Trump’s Underlying Rally Message Is Clear: Fear Me 1

Early this month, as Donald Trump delivered his keynote address to the North Carolina Republican Party’s annual convention, the former U.S. president noticed something: His greatest crowd-pleaser of the night didn’t come when he attacked President Joe Biden, trashed Dr. Anthony Fauci, or repeated his lies about the 2020 election being stolen from him. It came when he railed against critical race theory, declaring that it should be banned from being taught to schoolchildren and government staff.

In the days after he left the stage in North Carolina, the twice-impeached ex-president delightedly remarked to those close to him that he drew the biggest, loudest applause from the Republican crowd specifically when he started going after “CRT,” according to two people familiar with the matter.

“He was going to talk a lot about it anyway; now, he mentioned a few times that he wants to talk about it even more,” one adviser to Trump recalled.

The coming days and months should prove no different, with Trump planning on delivering yet another red-meat-hurling speech on Saturday evening, with plenty of time devoted to dumping accelerant on the flames of the culture wars and asserting his continued, solidified sway over the GOP.

But his return to the rally circuit also serves another purpose: scaring off potential competition for holding dominant power over the Republican Party, and keeping himself positioned as the 2024 GOP frontrunner.
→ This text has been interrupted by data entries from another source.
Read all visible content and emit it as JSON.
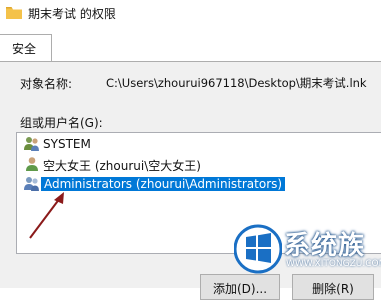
{
  "window": {
    "title": "期末考试 的权限"
  },
  "tabs": [
    {
      "label": "安全"
    }
  ],
  "object": {
    "label": "对象名称:",
    "value": "C:\\Users\\zhourui967118\\Desktop\\期末考试.lnk"
  },
  "group_list": {
    "label": "组或用户名(G):",
    "items": [
      {
        "label": "SYSTEM",
        "icon": "users-group-icon",
        "selected": false
      },
      {
        "label": "空大女王 (zhourui\\空大女王)",
        "icon": "user-icon",
        "selected": false
      },
      {
        "label": "Administrators (zhourui\\Administrators)",
        "icon": "users-group-icon",
        "selected": true
      }
    ]
  },
  "buttons": {
    "add_label": "添加(D)...",
    "remove_label": "删除(R)"
  },
  "watermark": {
    "brand": "系统族",
    "url": "WWW.XITONGZU.COM"
  },
  "colors": {
    "selection": "#0078d7",
    "arrow": "#8b1a1a",
    "watermark_blue": "#1a6fc4"
  }
}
“In [recent] conversations that I’ve had with him, he has said that he wants to be everywhere to remind people, not just Republicans, that he’s still in charge,” a person close to the former president said, paraphrasing Trump. “The message is a pretty straightforward one: I am still leading this party, and if you want to try to challenge me for that, it will get ugly.”

This weekend, Trump is set to put that message into action by embarking on a new series of campaign-style rallies, with Saturday night’s event scheduled for Lorain County Fairgrounds in Wellington, Ohio. He will be there in part to support Max Miller, Trump’s former aide and a current GOP House candidate who is challengingCongressman Anthony Gonzalez, a Republican who voted to impeach Trump in the wake of the bloody Jan. 6 Capitol riot.

It’s not even halfway into the first year of the Biden era, but the ex-president is already behaving, and campaigning, as if he’s preparing to take another run at the White House in 2024. However, no formal announcement has been made about his plans for the next presidential contest.

His overwhelming popularity in the GOP and among the base of conservative voters—even after the deadly MAGA riot, and Republicans’ losing the House, Senate, and White House on his watch—is something that Trump is determined to preserve. And he’s trying to maintain his iron grip on the party and conservative movement just as other prominent Republicans appear to be angling to inherit the throne.

According to a source with direct knowledge of the matter, Trump has repeatedly inquired this month about his standing in the polls of potential 2024 Republican contenders, asking advisers about how his numbers stack up against the likes of Florida governor Ron DeSantis, Trump’s former VP Mike Pence, ex-Secretary of State Mike Pompeo, Trump’s onetime ambassador to the UN Nikki Haley, South Dakota governor Kristi Noem, and others.

Close advisers have routinely assured Trump that he is a shoo-in for the 2024 Republican presidential nomination, should he ultimately run, and that any of the other heavy-hitters in the party would be crushed if they took him on, according to three people with knowledge of such recent conversations. Still, Trump is keeping a watchful eye, in the event any of his current allies end up growing dissatisfied with being relegated to the ex-president’s 2024 running-mate considerations.

DeSantis’s political future, for one, has been of keen interest to Trump, particularly in the past few months, as the former president has watched from afar to see who could emerge as a formidable competitor, if he chooses to seek the GOP nomination, again. In a straw poll of attendees held late last week at the Western Conservative Summit in Denver, Colorado, DeSantis actually beat Trump for the top spot, besting the ex-president by nearly 3 percentage points in the question of who they’d prefer to see as the next leader of the free world.

“[DeSantis] would be the first to say that if President Trump gets in, that he would win the nomination and would clear the field, and so I don’t ever see it being a 2016 primary scenario,” Mark Meadows, Trump’s former White House chief of staff, told the Washington Examiner, shortly before that straw poll’s results posted online. “That being said, Gov. DeSantis won’t even—he’s asked over and over and over again every time I’m in his presence—he’s been asked, ‘Are you running in 2024?’ His answer has been consistent: He is running for reelection for governor of the state [of Florida].”